Lisa Graham McMinn explores hot-button topics like abortion, homosexuality, masturbation, pornography and other sexual issues in her book. Her premise is that all sexuality is a function of our drive toward intimacy with God and with others. As sin has damaged the rest of the world, so has it damaged sexuality. Thus our longing for intimacy can never be completely fulfilled on earth. Sexual frustration and brokenness will remain both within marriage and without. Only when we realize that true fulfillment can be found only in heaven, McMinn argues, can we reclaim a healthy sexuality.
McMinn incorporates many different elements into her book: anonymous narratives (some from students in her theology of sexuality class at Wheaton College), sociological studies, stories from her own experience and theological criticism. This mishmash of sources is often frustrating. Biblical accounts of sexuality are passed over in favor of delicate protests about the assumptions of the evangelical subculture (the Song of Solomon, for instance, is not mentioned until near the end of the book, where McMinn debunks marital myth No. 3, “Good Women Do Not Enjoy Sex”). And thoroughgoing sociological analysis is neglected for vignettes from the lives of ordinary people, vignettes which often skew her conclusions. (Of the four homosexuals McMinn quotes, none are content with their sexual orientation, even though she states that sexual orientation of any sort could come from God.)
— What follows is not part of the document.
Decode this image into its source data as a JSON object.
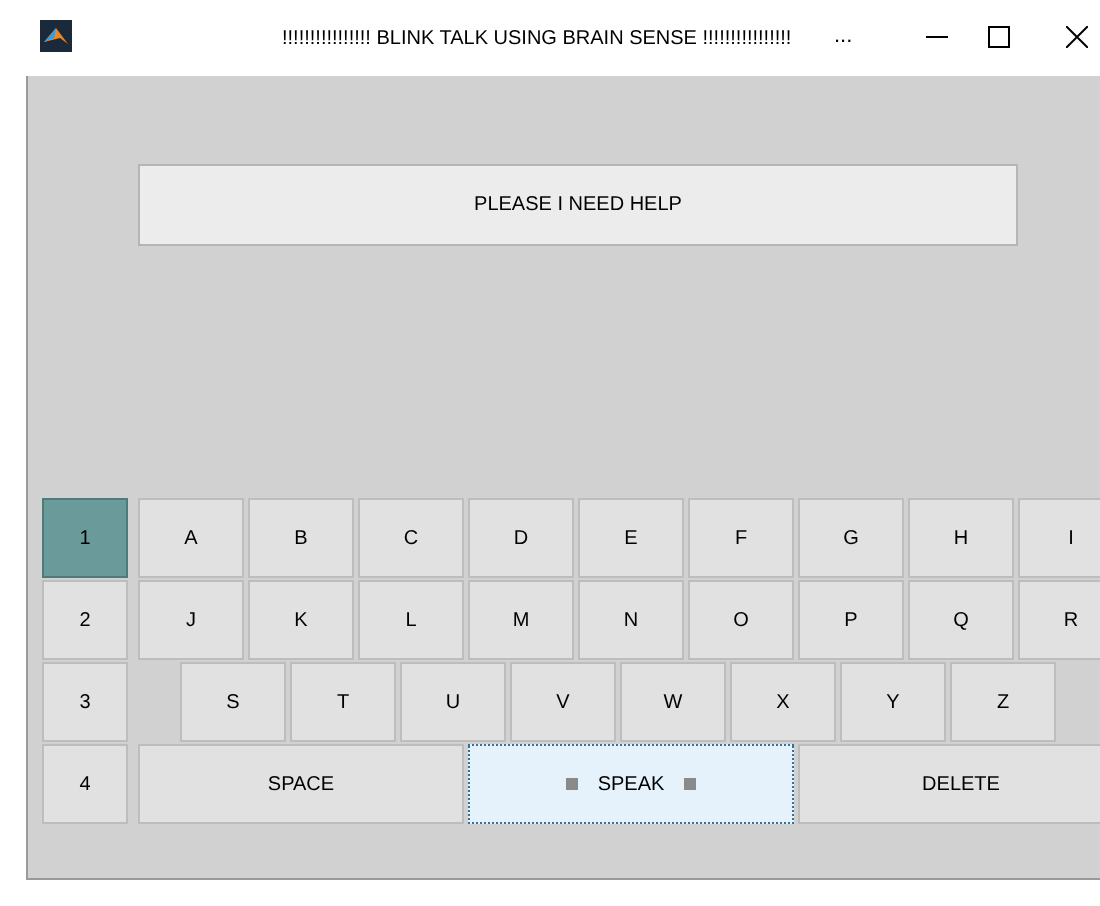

Overall, McMinn makes an excellent and necessary point. In our culture sexuality is too often divorced from intimacy. Hollywood presents romantic love and sex as almost the only source of relational fulfillment. When romance and sex elude people, they are left without any hope for fulfillment. Thus the value of McMinn’s emphasis on intimacy. Seeing connection with other people as our central drive can help us better navigate the trials of childhood, adolescence, childbirth and menopause.
Some of the book’s arguments have been rehashed too many times. Is it really necessary, at this point, to be told that both singles and marrieds are intended by God to have equally fulfilling lives? That women enjoy sex too? That marriage cannot be counted on to completely fulfill either man or woman? McMinn is at her best when she is exploring problems only tangentially related to sexuality, such as the relationship of sexual brokenness to the epidemic of female eating disorders in this country, or how false masculine ideals leave men as damaged sexually as women are.